-- Task item --
Count how many lines of the material contain the string "screenshot", then give that number and nothing more.
'''
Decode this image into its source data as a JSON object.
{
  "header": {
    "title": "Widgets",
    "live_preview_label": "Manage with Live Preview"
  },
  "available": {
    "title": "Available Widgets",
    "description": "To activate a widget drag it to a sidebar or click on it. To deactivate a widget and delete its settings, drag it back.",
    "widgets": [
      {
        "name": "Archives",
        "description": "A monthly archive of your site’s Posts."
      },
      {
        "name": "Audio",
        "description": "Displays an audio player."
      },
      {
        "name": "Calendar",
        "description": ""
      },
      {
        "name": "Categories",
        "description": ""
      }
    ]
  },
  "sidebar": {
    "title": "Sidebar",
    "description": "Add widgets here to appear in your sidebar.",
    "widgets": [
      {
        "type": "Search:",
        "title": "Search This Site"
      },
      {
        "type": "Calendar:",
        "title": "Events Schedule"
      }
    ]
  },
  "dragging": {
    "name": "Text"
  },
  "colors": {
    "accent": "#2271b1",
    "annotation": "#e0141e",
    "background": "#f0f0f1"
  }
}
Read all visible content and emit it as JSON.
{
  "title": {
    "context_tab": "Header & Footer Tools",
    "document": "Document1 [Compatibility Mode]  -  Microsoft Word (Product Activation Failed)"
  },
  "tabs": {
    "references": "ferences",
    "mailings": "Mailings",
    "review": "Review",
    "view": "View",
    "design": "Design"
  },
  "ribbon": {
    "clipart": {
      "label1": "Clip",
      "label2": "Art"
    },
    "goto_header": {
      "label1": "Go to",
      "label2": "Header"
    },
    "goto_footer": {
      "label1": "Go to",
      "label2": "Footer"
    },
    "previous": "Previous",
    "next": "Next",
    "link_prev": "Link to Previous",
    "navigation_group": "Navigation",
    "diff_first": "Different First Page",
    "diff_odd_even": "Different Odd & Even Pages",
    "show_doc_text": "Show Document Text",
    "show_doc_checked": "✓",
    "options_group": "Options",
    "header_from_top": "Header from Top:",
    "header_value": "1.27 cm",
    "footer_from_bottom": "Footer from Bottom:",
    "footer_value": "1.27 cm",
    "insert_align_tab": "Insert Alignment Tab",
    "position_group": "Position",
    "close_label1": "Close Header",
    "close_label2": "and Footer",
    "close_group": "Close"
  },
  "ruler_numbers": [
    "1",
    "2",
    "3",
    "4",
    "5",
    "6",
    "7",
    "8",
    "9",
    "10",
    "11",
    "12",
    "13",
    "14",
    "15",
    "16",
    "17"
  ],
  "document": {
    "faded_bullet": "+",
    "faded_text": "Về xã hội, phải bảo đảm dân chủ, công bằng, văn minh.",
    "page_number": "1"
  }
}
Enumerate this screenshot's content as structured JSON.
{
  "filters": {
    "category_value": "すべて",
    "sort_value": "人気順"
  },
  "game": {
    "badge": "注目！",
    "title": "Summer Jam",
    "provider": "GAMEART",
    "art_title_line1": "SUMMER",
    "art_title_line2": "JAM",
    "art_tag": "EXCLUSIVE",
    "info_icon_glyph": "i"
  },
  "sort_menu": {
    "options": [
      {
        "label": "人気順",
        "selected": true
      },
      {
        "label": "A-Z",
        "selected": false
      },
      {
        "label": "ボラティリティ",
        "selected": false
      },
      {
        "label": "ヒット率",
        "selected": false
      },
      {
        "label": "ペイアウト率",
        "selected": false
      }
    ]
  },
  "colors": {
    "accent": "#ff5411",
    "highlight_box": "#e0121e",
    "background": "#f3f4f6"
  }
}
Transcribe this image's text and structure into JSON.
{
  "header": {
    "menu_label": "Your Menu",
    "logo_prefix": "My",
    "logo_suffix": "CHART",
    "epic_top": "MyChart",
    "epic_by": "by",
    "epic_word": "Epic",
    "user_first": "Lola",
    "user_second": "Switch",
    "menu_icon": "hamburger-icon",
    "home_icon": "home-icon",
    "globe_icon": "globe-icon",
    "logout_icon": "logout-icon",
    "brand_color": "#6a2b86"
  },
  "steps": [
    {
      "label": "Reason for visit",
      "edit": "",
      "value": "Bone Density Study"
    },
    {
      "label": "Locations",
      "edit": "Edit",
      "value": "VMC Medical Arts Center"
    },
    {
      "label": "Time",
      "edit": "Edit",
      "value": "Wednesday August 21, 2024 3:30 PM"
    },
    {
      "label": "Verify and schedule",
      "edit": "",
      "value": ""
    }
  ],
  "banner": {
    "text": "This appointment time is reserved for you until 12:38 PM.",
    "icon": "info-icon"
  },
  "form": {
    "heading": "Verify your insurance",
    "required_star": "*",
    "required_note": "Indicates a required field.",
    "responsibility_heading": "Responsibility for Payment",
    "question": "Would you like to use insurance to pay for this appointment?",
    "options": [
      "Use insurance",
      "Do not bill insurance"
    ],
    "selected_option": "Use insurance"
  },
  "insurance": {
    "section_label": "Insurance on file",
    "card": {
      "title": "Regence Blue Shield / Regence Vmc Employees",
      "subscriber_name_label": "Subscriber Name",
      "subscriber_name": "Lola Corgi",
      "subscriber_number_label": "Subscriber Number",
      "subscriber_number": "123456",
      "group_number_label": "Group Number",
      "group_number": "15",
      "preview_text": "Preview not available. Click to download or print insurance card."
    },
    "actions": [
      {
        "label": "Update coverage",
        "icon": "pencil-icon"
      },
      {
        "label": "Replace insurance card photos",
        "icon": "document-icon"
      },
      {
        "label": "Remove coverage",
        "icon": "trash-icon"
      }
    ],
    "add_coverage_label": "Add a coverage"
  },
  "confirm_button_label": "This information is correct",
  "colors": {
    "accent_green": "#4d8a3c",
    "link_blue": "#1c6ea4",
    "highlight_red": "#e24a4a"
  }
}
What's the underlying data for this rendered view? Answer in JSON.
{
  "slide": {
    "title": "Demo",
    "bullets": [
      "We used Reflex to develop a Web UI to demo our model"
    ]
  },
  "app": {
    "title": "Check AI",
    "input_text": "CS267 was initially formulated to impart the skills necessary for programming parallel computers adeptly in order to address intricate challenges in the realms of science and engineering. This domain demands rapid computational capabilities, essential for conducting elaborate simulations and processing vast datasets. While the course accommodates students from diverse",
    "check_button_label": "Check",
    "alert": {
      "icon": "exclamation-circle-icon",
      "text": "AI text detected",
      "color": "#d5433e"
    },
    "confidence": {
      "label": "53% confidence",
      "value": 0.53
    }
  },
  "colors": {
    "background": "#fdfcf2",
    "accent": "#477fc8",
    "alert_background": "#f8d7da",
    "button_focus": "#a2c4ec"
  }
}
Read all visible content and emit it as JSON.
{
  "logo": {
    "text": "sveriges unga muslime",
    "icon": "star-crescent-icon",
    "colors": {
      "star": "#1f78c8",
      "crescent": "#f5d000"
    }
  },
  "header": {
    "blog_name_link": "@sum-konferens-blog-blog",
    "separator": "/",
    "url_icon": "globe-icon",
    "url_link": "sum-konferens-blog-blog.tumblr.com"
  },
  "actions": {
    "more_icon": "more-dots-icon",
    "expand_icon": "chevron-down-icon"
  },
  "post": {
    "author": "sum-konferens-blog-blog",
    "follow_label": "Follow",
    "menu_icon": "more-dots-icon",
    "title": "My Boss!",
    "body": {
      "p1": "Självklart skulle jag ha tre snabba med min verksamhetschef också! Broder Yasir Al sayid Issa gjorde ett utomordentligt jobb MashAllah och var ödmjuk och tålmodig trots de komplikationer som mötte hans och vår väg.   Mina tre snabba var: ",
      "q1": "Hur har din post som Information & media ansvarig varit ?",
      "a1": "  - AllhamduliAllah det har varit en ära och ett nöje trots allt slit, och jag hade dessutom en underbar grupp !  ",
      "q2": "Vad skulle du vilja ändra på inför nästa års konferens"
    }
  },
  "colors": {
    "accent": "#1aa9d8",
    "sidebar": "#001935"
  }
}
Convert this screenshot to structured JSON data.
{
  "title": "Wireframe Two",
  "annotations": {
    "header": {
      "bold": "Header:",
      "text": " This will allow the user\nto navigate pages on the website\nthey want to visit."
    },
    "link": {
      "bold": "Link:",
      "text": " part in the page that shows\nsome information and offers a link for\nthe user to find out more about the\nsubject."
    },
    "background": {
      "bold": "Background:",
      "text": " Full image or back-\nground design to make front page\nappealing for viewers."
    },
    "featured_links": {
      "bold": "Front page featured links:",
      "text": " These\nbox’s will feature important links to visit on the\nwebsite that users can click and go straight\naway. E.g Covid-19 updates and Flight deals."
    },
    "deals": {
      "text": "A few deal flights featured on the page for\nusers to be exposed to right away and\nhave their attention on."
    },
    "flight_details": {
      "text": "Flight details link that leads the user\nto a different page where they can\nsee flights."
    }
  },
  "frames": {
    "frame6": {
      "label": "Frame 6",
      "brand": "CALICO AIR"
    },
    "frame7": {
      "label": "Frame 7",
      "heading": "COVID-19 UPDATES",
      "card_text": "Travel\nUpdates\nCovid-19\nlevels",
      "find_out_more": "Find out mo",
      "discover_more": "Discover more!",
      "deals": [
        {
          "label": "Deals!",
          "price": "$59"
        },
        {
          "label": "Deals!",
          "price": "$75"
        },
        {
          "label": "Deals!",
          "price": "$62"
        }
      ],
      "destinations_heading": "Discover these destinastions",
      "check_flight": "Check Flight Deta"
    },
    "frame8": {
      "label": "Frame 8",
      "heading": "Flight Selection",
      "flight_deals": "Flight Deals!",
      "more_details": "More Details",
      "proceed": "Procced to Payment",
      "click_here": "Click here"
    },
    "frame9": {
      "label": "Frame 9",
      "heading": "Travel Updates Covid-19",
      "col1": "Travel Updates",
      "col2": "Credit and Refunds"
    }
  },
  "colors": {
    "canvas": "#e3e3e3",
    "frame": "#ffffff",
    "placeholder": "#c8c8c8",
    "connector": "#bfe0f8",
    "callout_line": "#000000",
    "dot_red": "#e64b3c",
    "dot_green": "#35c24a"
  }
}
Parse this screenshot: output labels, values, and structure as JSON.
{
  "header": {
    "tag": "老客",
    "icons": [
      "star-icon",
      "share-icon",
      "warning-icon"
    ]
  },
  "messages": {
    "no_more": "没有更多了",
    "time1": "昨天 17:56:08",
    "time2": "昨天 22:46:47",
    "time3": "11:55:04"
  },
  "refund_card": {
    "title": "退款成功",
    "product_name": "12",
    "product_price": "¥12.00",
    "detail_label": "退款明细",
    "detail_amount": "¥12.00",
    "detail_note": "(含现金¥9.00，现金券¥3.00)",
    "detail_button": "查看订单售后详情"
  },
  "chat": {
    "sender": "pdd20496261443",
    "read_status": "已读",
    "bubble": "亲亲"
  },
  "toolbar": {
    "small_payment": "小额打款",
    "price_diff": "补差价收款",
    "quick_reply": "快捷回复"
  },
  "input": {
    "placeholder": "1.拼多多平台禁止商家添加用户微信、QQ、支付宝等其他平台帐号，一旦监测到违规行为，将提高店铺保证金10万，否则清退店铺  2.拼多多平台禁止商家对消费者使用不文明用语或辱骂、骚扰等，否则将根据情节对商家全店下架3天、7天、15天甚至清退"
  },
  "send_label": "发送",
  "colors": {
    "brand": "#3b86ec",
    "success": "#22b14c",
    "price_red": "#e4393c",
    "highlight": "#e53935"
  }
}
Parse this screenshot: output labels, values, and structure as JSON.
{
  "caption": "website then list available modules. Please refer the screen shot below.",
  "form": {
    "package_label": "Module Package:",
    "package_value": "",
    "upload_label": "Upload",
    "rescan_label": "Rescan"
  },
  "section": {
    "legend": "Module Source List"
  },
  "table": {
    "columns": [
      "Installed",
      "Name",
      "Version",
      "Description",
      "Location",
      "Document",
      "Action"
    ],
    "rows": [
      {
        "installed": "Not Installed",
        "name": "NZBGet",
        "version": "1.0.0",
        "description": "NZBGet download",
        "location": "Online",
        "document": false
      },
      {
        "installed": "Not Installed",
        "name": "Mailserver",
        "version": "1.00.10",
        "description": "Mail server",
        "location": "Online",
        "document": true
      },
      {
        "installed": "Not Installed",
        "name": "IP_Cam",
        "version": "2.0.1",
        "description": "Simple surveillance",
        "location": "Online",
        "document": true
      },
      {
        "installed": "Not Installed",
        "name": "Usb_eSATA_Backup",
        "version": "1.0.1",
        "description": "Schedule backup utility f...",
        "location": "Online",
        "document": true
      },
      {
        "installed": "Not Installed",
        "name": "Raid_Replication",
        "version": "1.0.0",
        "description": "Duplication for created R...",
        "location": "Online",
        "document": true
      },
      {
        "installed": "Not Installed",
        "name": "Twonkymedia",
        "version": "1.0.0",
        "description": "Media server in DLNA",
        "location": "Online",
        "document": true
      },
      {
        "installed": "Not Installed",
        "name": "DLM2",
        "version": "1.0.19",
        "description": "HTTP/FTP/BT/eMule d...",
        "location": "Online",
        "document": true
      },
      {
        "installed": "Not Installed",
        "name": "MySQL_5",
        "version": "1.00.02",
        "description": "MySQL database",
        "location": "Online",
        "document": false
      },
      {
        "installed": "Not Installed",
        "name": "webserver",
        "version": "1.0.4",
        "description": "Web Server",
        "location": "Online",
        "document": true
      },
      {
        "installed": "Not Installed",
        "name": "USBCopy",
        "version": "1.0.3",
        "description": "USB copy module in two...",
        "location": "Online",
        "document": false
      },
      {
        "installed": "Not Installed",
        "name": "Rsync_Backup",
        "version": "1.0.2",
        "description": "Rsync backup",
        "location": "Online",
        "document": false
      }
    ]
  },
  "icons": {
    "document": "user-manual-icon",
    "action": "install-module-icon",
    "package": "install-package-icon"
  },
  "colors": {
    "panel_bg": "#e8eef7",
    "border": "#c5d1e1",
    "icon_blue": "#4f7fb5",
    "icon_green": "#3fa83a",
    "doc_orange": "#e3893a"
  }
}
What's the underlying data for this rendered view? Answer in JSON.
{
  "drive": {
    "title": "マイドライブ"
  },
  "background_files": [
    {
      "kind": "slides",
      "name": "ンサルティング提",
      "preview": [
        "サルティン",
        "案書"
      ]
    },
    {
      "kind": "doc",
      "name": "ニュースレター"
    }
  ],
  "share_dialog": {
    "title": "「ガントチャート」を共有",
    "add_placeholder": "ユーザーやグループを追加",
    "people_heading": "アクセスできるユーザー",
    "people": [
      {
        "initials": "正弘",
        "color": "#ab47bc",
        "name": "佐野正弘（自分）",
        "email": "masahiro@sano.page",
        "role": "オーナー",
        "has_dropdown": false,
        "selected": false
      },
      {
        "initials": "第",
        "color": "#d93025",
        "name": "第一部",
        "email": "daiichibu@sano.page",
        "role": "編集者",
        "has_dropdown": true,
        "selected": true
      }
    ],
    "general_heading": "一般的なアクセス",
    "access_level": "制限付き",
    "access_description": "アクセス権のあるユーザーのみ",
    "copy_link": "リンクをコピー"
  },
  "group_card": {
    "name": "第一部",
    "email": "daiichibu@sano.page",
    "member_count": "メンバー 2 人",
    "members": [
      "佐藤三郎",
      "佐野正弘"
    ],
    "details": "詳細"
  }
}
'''
-- Completed exercise --
4